From the entries that follow, gather each line holding the word "camera".

-=-=-=-=-

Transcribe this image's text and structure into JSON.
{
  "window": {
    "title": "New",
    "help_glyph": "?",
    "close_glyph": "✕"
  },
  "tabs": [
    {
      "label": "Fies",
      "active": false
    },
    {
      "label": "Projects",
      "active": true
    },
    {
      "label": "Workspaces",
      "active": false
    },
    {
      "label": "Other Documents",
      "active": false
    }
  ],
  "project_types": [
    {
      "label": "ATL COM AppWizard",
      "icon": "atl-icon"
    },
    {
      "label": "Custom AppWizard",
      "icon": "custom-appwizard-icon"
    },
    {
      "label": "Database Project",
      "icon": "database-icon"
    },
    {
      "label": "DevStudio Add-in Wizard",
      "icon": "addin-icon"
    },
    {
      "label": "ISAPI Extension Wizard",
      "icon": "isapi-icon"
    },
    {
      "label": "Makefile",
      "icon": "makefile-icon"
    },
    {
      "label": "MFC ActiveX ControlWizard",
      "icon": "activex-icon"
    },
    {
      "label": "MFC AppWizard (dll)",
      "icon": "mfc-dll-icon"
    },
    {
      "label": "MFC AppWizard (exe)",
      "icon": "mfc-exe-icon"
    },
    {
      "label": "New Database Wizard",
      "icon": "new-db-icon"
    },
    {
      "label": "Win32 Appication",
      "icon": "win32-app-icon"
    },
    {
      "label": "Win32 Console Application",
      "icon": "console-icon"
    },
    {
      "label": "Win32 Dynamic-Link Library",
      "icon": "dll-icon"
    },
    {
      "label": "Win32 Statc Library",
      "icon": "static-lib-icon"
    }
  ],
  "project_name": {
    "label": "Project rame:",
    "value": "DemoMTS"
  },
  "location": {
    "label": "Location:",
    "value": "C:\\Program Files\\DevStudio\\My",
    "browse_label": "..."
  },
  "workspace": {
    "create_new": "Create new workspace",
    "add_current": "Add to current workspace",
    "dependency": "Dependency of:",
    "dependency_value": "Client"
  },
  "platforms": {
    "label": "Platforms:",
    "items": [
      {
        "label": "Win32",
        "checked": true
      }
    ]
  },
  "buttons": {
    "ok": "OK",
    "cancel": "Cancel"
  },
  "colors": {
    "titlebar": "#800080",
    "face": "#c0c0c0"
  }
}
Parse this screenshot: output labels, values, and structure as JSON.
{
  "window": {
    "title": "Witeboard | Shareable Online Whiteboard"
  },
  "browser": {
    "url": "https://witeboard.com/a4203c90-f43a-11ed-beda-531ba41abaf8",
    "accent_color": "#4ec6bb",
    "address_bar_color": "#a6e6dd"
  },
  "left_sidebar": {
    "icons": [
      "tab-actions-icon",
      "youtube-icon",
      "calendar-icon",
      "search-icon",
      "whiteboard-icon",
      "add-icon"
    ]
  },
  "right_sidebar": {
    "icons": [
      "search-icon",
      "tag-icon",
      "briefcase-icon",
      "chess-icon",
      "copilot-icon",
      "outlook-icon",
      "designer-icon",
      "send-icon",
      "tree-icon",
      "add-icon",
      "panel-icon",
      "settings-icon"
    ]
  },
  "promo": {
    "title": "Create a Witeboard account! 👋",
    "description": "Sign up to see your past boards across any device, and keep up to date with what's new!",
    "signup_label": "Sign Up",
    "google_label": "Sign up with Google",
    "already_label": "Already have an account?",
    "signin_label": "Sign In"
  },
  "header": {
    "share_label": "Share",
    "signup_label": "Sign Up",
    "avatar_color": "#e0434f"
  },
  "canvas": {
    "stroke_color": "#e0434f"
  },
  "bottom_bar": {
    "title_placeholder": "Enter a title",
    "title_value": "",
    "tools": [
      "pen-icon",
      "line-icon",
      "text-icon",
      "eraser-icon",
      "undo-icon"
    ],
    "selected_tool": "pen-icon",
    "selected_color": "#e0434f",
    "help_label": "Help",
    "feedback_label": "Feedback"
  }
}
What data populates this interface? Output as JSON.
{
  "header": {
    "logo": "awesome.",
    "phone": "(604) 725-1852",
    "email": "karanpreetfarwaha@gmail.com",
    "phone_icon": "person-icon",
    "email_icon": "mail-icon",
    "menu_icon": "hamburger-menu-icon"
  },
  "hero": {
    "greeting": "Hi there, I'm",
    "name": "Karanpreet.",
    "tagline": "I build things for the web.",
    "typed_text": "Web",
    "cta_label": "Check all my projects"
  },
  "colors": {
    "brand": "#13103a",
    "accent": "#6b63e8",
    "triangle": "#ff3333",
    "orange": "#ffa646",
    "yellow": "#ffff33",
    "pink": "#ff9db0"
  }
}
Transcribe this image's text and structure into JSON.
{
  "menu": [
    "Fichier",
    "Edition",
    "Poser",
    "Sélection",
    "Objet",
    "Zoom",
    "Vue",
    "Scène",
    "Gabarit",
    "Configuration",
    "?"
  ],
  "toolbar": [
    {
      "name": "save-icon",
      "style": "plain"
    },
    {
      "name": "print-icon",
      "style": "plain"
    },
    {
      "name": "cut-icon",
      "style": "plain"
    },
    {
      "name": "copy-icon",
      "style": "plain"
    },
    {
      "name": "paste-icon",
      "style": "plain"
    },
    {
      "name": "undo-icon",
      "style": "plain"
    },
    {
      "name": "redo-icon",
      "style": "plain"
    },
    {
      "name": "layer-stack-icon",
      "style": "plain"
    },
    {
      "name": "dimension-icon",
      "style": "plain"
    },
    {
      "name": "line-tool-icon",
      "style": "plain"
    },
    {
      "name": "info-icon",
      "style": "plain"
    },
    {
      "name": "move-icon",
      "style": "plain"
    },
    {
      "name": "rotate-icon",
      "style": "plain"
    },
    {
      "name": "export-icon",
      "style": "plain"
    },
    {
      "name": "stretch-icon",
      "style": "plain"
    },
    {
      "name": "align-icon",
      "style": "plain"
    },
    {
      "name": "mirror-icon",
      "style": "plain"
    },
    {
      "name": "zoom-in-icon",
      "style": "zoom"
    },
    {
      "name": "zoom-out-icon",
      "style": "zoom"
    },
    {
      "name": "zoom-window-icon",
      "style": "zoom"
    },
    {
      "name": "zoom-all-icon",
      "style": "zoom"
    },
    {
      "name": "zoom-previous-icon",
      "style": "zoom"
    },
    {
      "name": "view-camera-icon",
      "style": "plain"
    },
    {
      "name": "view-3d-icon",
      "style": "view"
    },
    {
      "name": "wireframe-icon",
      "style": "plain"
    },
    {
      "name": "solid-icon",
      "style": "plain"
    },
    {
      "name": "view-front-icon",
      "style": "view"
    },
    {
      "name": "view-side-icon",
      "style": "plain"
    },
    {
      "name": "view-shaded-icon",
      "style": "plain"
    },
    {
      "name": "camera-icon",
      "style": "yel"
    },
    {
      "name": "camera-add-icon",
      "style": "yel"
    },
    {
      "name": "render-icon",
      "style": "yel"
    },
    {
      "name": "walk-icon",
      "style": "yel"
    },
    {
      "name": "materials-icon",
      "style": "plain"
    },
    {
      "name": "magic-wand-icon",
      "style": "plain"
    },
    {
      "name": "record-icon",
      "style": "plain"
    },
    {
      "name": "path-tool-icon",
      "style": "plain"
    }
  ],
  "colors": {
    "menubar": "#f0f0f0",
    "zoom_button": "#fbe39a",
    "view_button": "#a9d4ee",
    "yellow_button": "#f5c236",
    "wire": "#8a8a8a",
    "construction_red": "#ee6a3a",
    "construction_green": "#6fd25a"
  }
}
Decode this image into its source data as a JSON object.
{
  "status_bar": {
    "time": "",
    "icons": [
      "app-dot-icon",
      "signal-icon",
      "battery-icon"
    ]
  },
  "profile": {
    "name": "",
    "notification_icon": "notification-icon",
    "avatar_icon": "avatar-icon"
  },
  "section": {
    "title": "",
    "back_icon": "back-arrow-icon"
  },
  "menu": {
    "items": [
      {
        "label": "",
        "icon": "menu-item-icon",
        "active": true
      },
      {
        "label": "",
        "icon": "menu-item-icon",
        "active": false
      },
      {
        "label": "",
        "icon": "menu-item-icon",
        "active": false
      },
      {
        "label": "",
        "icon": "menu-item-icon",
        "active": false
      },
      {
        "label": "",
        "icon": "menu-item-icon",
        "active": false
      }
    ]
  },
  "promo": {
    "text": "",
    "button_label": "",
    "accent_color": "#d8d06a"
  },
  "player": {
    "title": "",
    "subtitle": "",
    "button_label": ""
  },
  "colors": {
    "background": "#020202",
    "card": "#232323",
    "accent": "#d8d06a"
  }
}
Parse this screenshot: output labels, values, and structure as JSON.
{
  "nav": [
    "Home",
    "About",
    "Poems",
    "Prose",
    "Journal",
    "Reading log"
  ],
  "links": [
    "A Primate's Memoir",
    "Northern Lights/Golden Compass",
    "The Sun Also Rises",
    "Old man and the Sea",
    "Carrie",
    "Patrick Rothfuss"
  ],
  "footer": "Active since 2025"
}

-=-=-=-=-

**EXERCISE SOLUTION:**
      "name": "view-camera-icon",
      "name": "camera-icon",
      "name": "camera-add-icon",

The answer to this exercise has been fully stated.